(Element data from apps and pages)

——————————

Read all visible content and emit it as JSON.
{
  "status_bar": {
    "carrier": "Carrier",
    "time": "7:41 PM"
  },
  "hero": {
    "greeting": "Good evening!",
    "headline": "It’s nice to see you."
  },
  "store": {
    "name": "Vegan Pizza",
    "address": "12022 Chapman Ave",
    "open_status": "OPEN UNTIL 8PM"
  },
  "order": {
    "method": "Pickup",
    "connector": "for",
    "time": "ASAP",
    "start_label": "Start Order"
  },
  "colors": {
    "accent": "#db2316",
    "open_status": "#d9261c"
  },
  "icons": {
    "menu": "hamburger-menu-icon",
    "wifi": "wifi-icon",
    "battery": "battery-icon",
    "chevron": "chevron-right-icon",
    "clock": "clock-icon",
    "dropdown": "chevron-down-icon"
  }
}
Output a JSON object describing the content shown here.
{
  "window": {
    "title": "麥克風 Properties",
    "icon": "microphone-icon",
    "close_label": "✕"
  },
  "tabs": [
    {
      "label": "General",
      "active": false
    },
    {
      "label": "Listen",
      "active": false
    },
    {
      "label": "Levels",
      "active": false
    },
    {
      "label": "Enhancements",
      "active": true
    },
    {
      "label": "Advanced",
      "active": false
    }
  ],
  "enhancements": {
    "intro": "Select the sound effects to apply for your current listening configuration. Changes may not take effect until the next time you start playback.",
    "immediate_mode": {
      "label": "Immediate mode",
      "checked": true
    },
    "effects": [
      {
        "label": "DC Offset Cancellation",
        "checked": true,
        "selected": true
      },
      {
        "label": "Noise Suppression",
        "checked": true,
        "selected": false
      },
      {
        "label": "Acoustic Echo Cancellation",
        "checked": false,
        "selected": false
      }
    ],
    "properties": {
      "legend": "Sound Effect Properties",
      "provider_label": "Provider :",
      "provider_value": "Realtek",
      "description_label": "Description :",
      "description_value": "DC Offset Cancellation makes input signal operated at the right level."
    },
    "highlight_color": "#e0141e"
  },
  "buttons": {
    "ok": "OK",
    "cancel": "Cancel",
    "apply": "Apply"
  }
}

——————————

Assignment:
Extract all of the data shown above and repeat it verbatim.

Solution to this exercise:
Read all visible content and emit it as JSON.
{
  "status_bar": {
    "carrier": "Carrier",
    "time": "7:41 PM"
  },
  "hero": {
    "greeting": "Good evening!",
    "headline": "It’s nice to see you."
  },
  "store": {
    "name": "Vegan Pizza",
    "address": "12022 Chapman Ave",
    "open_status": "OPEN UNTIL 8PM"
  },
  "order": {
    "method": "Pickup",
    "connector": "for",
    "time": "ASAP",
    "start_label": "Start Order"
  },
  "colors": {
    "accent": "#db2316",
    "open_status": "#d9261c"
  },
  "icons": {
    "menu": "hamburger-menu-icon",
    "wifi": "wifi-icon",
    "battery": "battery-icon",
    "chevron": "chevron-right-icon",
    "clock": "clock-icon",
    "dropdown": "chevron-down-icon"
  }
}
Output a JSON object describing the content shown here.
{
  "window": {
    "title": "麥克風 Properties",
    "icon": "microphone-icon",
    "close_label": "✕"
  },
  "tabs": [
    {
      "label": "General",
      "active": false
    },
    {
      "label": "Listen",
      "active": false
    },
    {
      "label": "Levels",
      "active": false
    },
    {
      "label": "Enhancements",
      "active": true
    },
    {
      "label": "Advanced",
      "active": false
    }
  ],
  "enhancements": {
    "intro": "Select the sound effects to apply for your current listening configuration. Changes may not take effect until the next time you start playback.",
    "immediate_mode": {
      "label": "Immediate mode",
      "checked": true
    },
    "effects": [
      {
        "label": "DC Offset Cancellation",
        "checked": true,
        "selected": true
      },
      {
        "label": "Noise Suppression",
        "checked": true,
        "selected": false
      },
      {
        "label": "Acoustic Echo Cancellation",
        "checked": false,
        "selected": false
      }
    ],
    "properties": {
      "legend": "Sound Effect Properties",
      "provider_label": "Provider :",
      "provider_value": "Realtek",
      "description_label": "Description :",
      "description_value": "DC Offset Cancellation makes input signal operated at the right level."
    },
    "highlight_color": "#e0141e"
  },
  "buttons": {
    "ok": "OK",
    "cancel": "Cancel",
    "apply": "Apply"
  }
}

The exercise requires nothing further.